Keeping up with the Joneses: how one FLIR camera led to more

Last August, Earthworks purchased a FLIR Gasfinder camera to make invisible air pollution from the oil and gas industry visible. Since then, we’ve traveled the country exposing the pollution and demanding action from industry and regulators.

It’s working.

There are many ways to measure success: families helped, air cleaned, industries fined, but this week we found yet another — FLIR cameras purchased.

I realize we sound like we’re shillling for FLIR. We’re not. FLIR does not sponsor our work, and our relationship with FLIR is simply as a customer.

We chose the FLIR camera because it was already accepted as the industry standard for leak detection. The government, specifically the Environmental Protection Agency, lists FLIR as an approved technology for regulators and operators.

So we didn’t introduce FLIR to the scene, but we did raise the profile and importance of catching and correcting leaks by exposing ones that industry hadn’t yet corrected, or possibly even found yet.

Just last week, Anadarko Petroleum was profiled in the Denver Business Journal using the same camera we have to spot leaks.

This is news. Good news.

Anadarko is publicly acknowledging that leaks happen, and (hopefully) taking the necessary action to stop the leaks. With increased pressure from advocacy groups exposing pollution like Earthworks, and the recent announcement of federal regulations to curb methane pollution, buying a FLIR camera (or equivalent) is a necessary step to protect our environment and public health.

Regulators are on board too, especially once they see what the FLIR can do.

On our trip to Kern County, California, where 80 percent of the state's oil is produced and residents are three times more likely to suffer from asthma than the average American, Earthworks partnered with the largely Spanish-speaking rural residents to document air emissions near their schools and homes, using both the FLIR camera and air sampling canisters.

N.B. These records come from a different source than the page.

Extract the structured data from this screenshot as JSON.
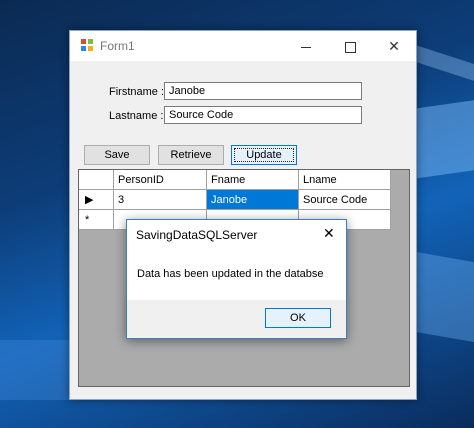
{
  "window": {
    "title": "Form1",
    "minimize_glyph": "",
    "close_glyph": "✕"
  },
  "form": {
    "firstname_label": "Firstname :",
    "firstname_value": "Janobe",
    "lastname_label": "Lastname :",
    "lastname_value": "Source Code"
  },
  "buttons": {
    "save": "Save",
    "retrieve": "Retrieve",
    "update": "Update"
  },
  "grid": {
    "columns": [
      "PersonID",
      "Fname",
      "Lname"
    ],
    "rows": [
      {
        "indicator": "▶",
        "PersonID": "3",
        "Fname": "Janobe",
        "Lname": "Source Code"
      },
      {
        "indicator": "*",
        "PersonID": "",
        "Fname": "",
        "Lname": ""
      }
    ]
  },
  "dialog": {
    "title": "SavingDataSQLServer",
    "message": "Data has been updated in the databse",
    "ok_label": "OK",
    "close_glyph": "✕"
  },
  "colors": {
    "accent": "#0078d7",
    "selection": "#0078d7",
    "window_bg": "#f0f0f0"
  }
}
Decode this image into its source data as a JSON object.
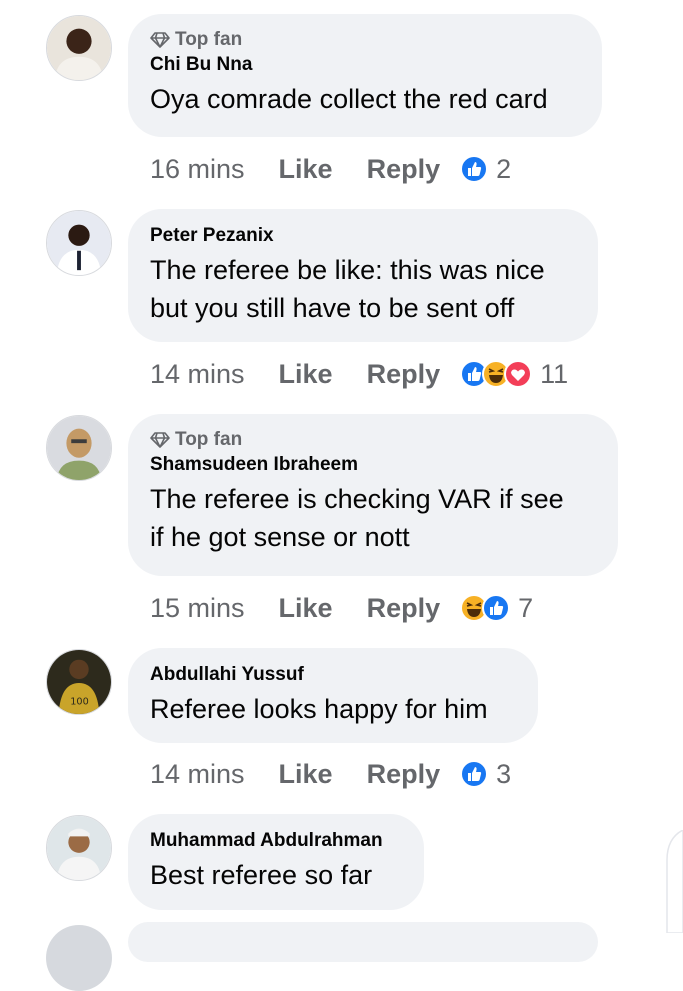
{
  "comments": [
    {
      "badge": "Top fan",
      "author": "Chi Bu Nna",
      "text_lines": [
        "Oya comrade collect the red card"
      ],
      "time": "16 mins",
      "like_label": "Like",
      "reply_label": "Reply",
      "reactions": [
        "like"
      ],
      "reaction_count": "2"
    },
    {
      "badge": "",
      "author": "Peter Pezanix",
      "text_lines": [
        "The referee be like: this was nice",
        "but you still have to be sent off"
      ],
      "time": "14 mins",
      "like_label": "Like",
      "reply_label": "Reply",
      "reactions": [
        "like",
        "haha",
        "love"
      ],
      "reaction_count": "11"
    },
    {
      "badge": "Top fan",
      "author": "Shamsudeen Ibraheem",
      "text_lines": [
        "The referee is checking VAR if see",
        "if he got sense or nott"
      ],
      "time": "15 mins",
      "like_label": "Like",
      "reply_label": "Reply",
      "reactions": [
        "haha",
        "like"
      ],
      "reaction_count": "7"
    },
    {
      "badge": "",
      "author": "Abdullahi Yussuf",
      "text_lines": [
        "Referee looks happy for him"
      ],
      "time": "14 mins",
      "like_label": "Like",
      "reply_label": "Reply",
      "reactions": [
        "like"
      ],
      "reaction_count": "3"
    },
    {
      "badge": "",
      "author": "Muhammad Abdulrahman",
      "text_lines": [
        "Best referee so far"
      ]
    }
  ],
  "colors": {
    "bubble": "#f0f2f5",
    "meta_text": "#65676b",
    "like_blue": "#1877f2",
    "love_red": "#f33e58",
    "haha_yellow": "#f7b125"
  },
  "icons": {
    "badge": "diamond-icon",
    "reactions": [
      "like-reaction-icon",
      "haha-reaction-icon",
      "love-reaction-icon"
    ]
  }
}
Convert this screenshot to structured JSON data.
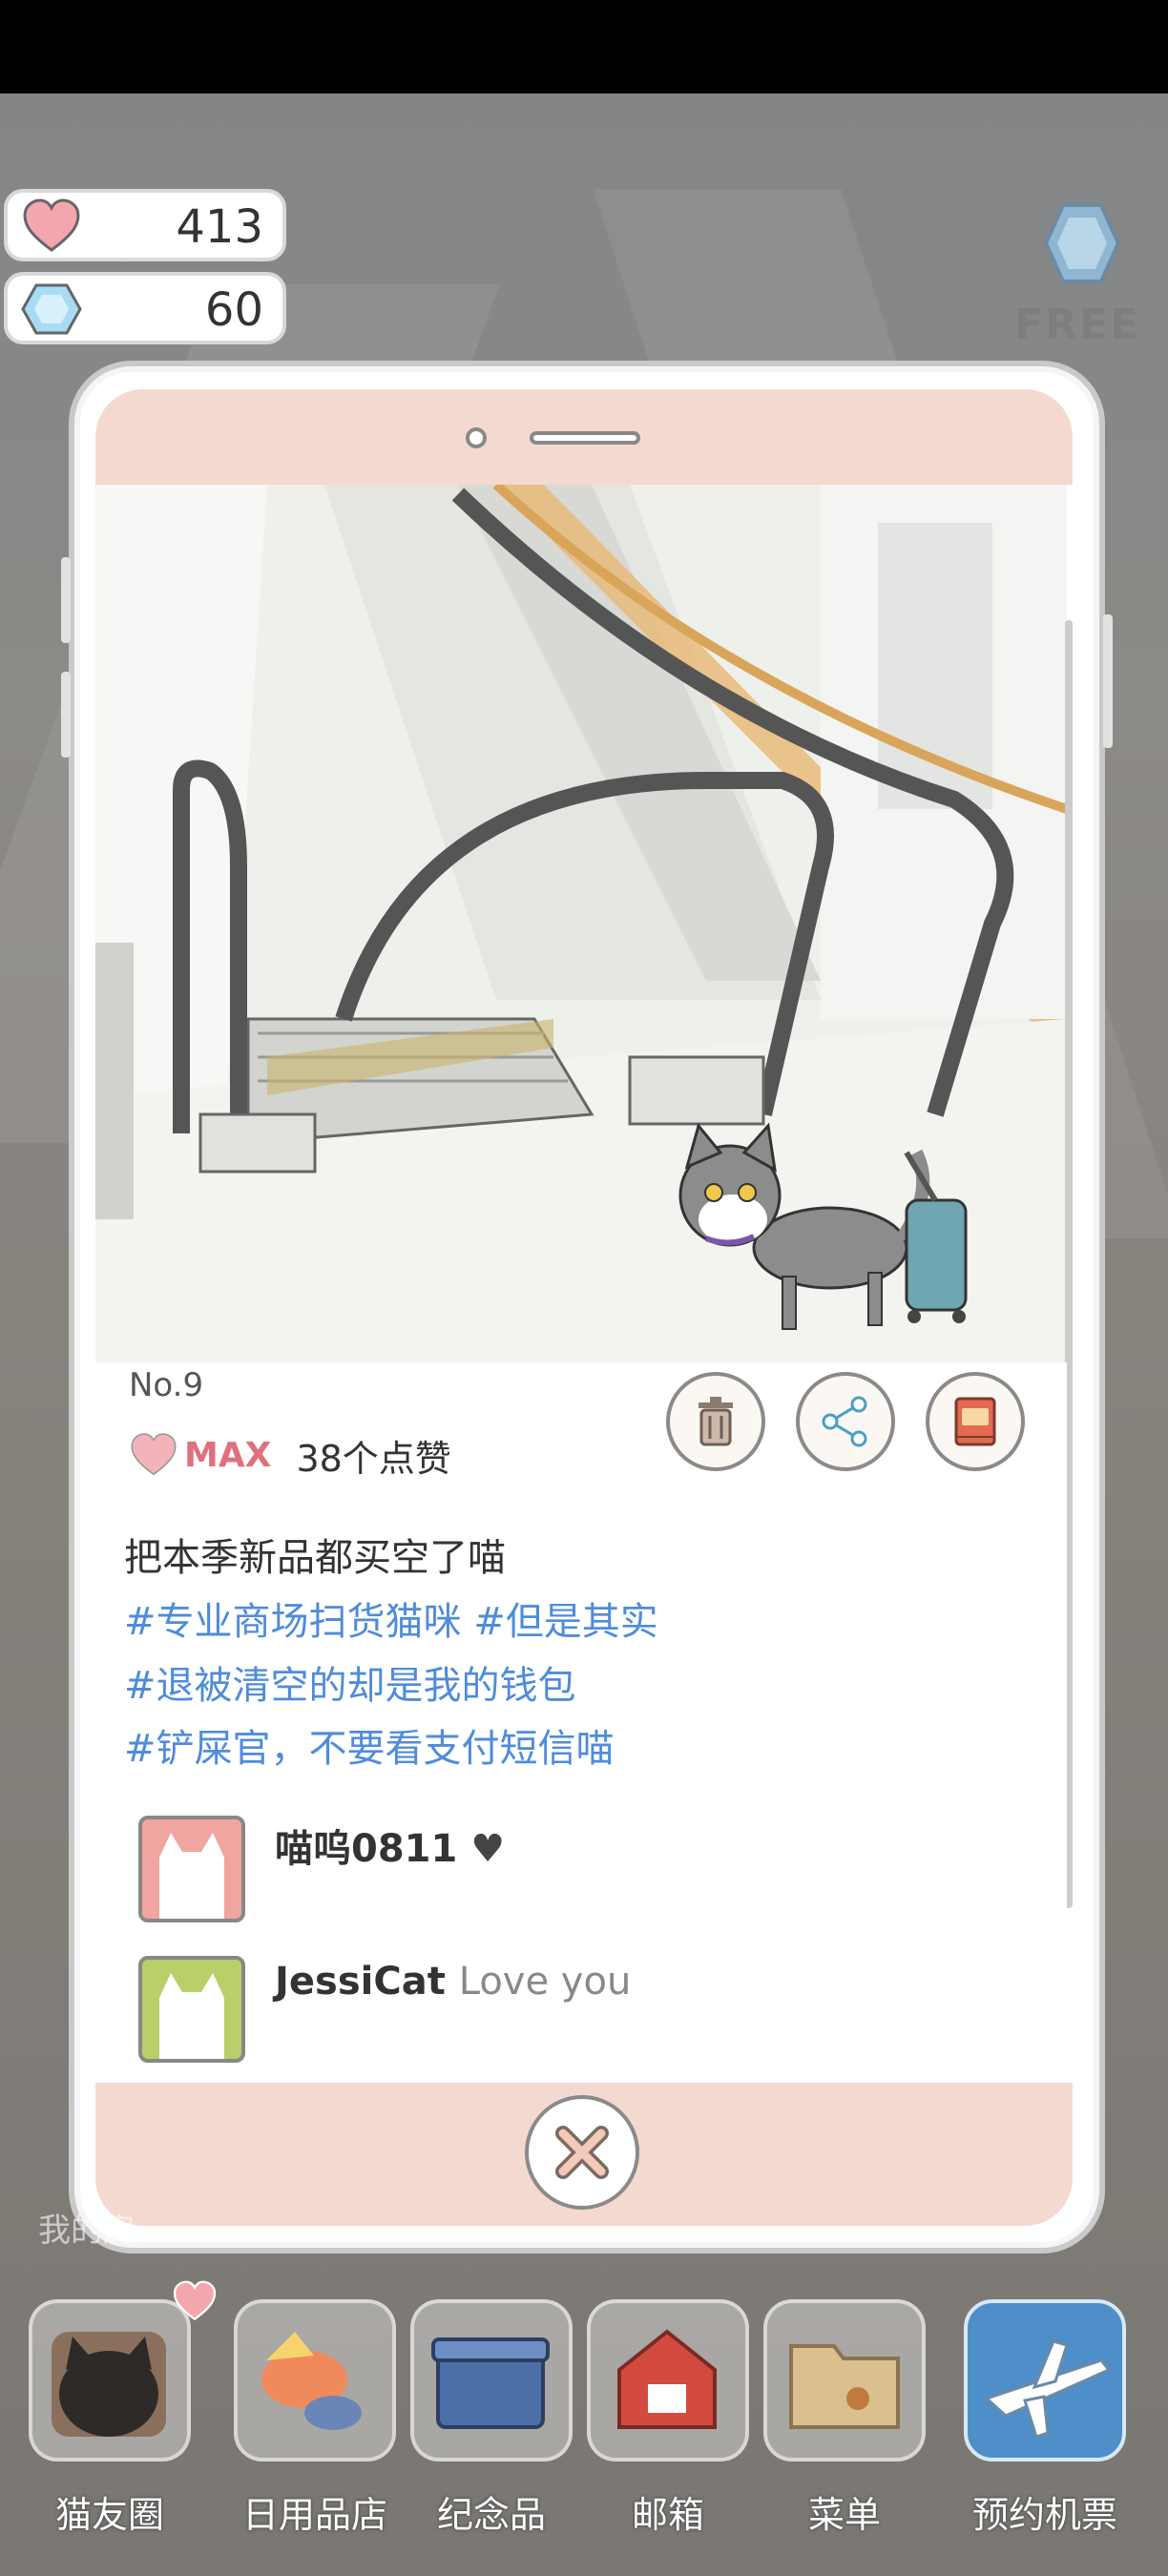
{
  "resources": {
    "hearts": "413",
    "gems": "60",
    "free_label": "FREE"
  },
  "post": {
    "number": "No.9",
    "max_label": "MAX",
    "likes": "38个点赞",
    "caption": "把本季新品都买空了喵",
    "tags": [
      "#专业商场扫货猫咪 #但是其实",
      "#退被清空的却是我的钱包",
      "#铲屎官，不要看支付短信喵"
    ],
    "comments": [
      {
        "user": "喵呜0811",
        "text": "♥",
        "avatar_color": "#f0a5a0"
      },
      {
        "user": "JessiCat",
        "text": "Love you",
        "avatar_color": "#b8cf6a"
      }
    ]
  },
  "icons": {
    "delete": "trash-icon",
    "share": "share-icon",
    "album": "album-icon",
    "close": "close-icon"
  },
  "background_label": "我的房",
  "nav": [
    {
      "label": "猫友圈",
      "icon": "cat-friends-icon"
    },
    {
      "label": "日用品店",
      "icon": "shop-icon"
    },
    {
      "label": "纪念品",
      "icon": "souvenir-box-icon"
    },
    {
      "label": "邮箱",
      "icon": "mailbox-icon"
    },
    {
      "label": "菜单",
      "icon": "menu-folder-icon"
    },
    {
      "label": "预约机票",
      "icon": "airplane-icon"
    }
  ],
  "colors": {
    "accent_pink": "#e0707d",
    "tag_blue": "#4f8cd9",
    "phone_bar": "#f3d9cf"
  }
}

These community members presented their findings to the regional air board. So impressed by the evidence, air regulators in Kern County bought their own FLIR camera for future monitoring and enforcement.

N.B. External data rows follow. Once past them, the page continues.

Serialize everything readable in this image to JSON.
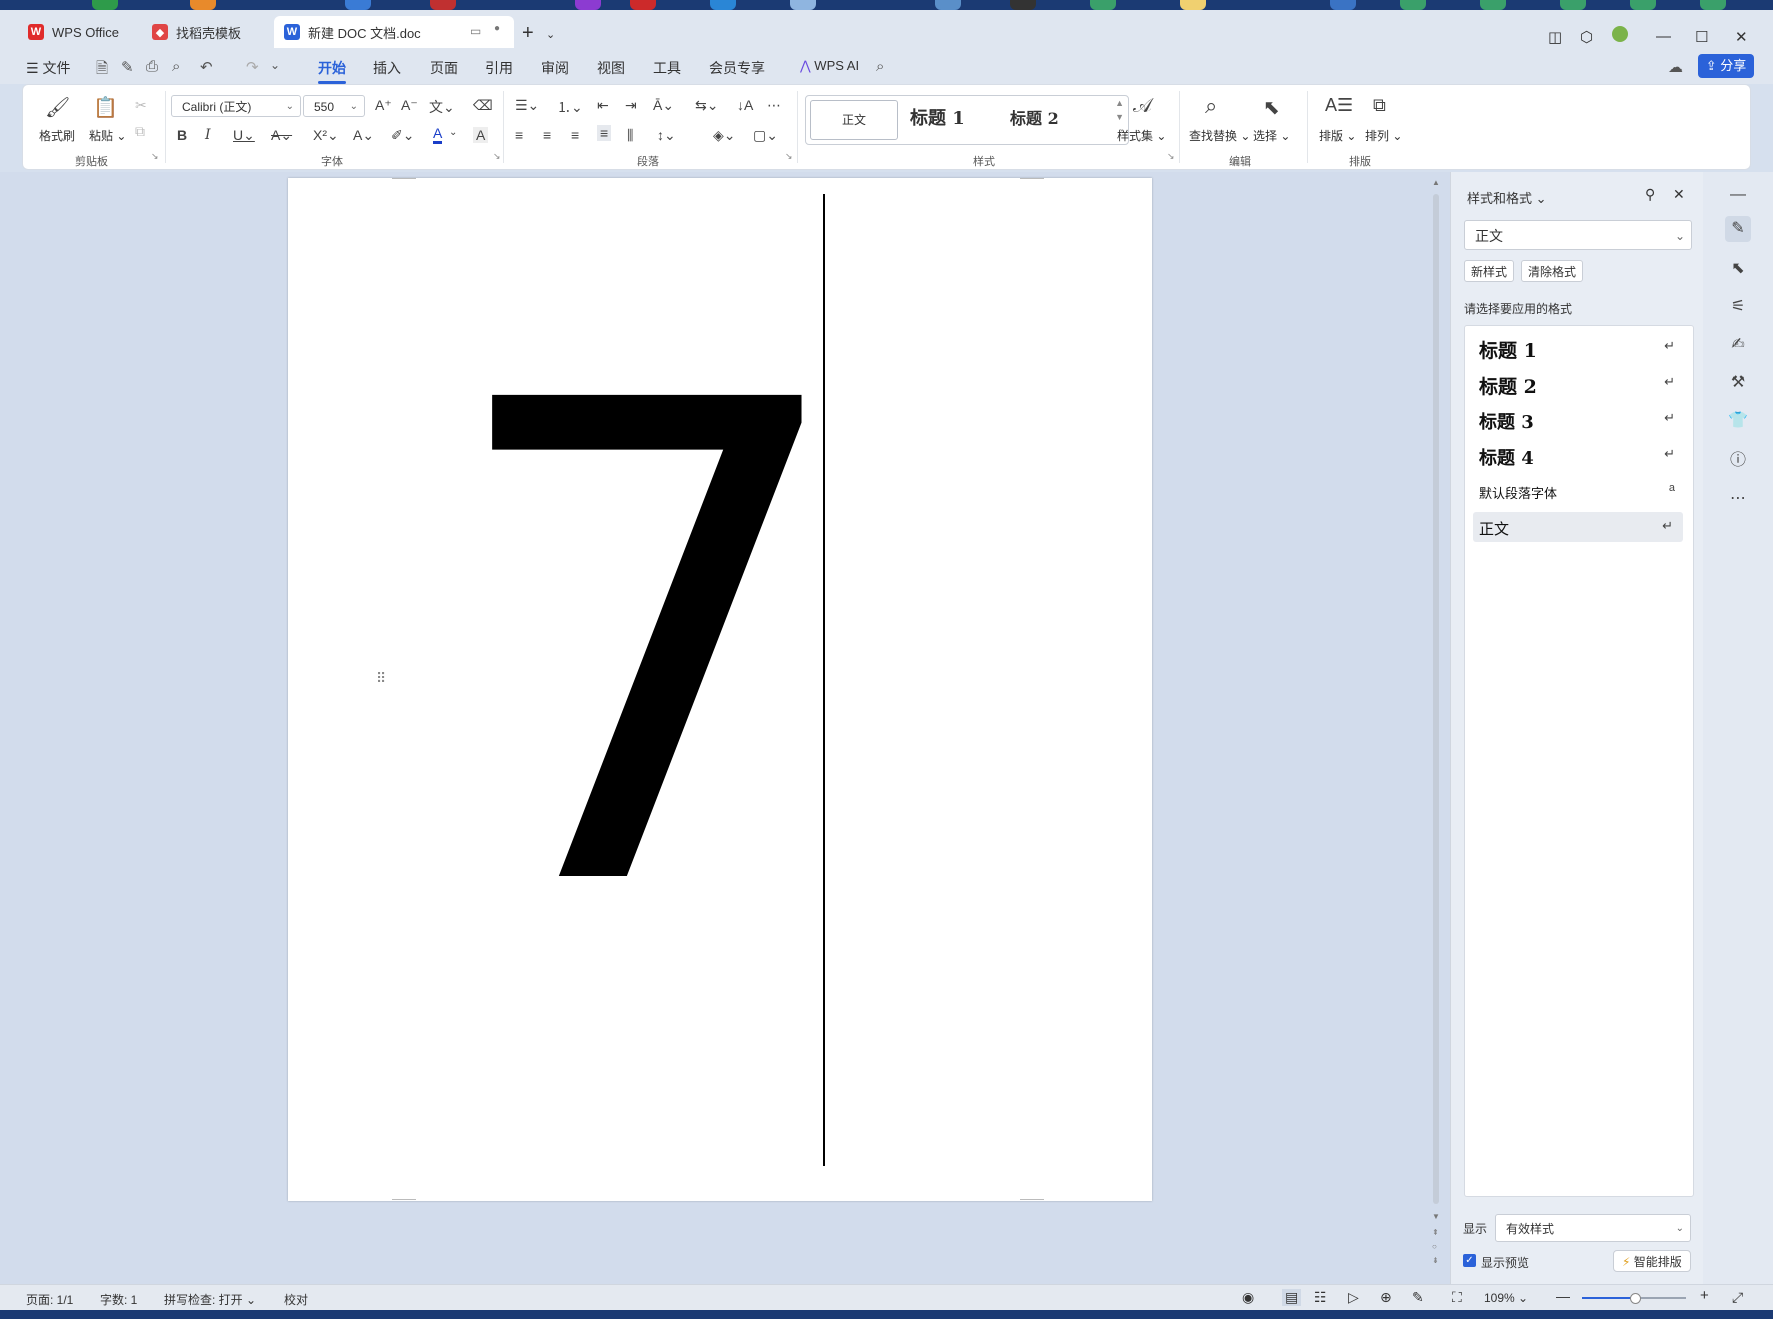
{
  "tabs": [
    {
      "label": "WPS Office",
      "icon": "wps-logo-icon"
    },
    {
      "label": "找稻壳模板",
      "icon": "docer-icon"
    },
    {
      "label": "新建 DOC 文档.doc",
      "icon": "word-doc-icon",
      "active": true
    }
  ],
  "menu": {
    "file": "文件",
    "items": [
      "开始",
      "插入",
      "页面",
      "引用",
      "审阅",
      "视图",
      "工具",
      "会员专享"
    ],
    "active": "开始",
    "wps_ai": "WPS AI",
    "share": "分享"
  },
  "ribbon": {
    "clipboard": {
      "format_painter": "格式刷",
      "paste": "粘贴",
      "group": "剪贴板"
    },
    "font": {
      "name": "Calibri (正文)",
      "size": "550",
      "group": "字体"
    },
    "paragraph": {
      "group": "段落"
    },
    "styles": {
      "normal": "正文",
      "heading1": "标题 1",
      "heading2": "标题 2",
      "style_set": "样式集",
      "group": "样式"
    },
    "edit": {
      "find_replace": "查找替换",
      "select": "选择",
      "group": "编辑"
    },
    "layout": {
      "typeset": "排版",
      "arrange": "排列",
      "group": "排版"
    }
  },
  "document": {
    "content": "7"
  },
  "side_panel": {
    "title": "样式和格式",
    "current_style": "正文",
    "new_style": "新样式",
    "clear_format": "清除格式",
    "prompt": "请选择要应用的格式",
    "styles": [
      {
        "label": "标题 1",
        "kind": "heading"
      },
      {
        "label": "标题 2",
        "kind": "heading"
      },
      {
        "label": "标题 3",
        "kind": "heading"
      },
      {
        "label": "标题 4",
        "kind": "heading"
      },
      {
        "label": "默认段落字体",
        "kind": "char"
      },
      {
        "label": "正文",
        "kind": "para",
        "selected": true
      }
    ],
    "show_label": "显示",
    "show_value": "有效样式",
    "preview_label": "显示预览",
    "smart_typeset": "智能排版"
  },
  "status": {
    "page": "页面: 1/1",
    "words": "字数: 1",
    "spell": "拼写检查: 打开",
    "proof": "校对",
    "zoom": "109%"
  },
  "colors": {
    "accent": "#2b62d9",
    "workspace": "#d2dcec",
    "chrome": "#dfe6f0"
  }
}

When keeping up with the Joneses means protecting clean air and public health it might not be such a bad idea.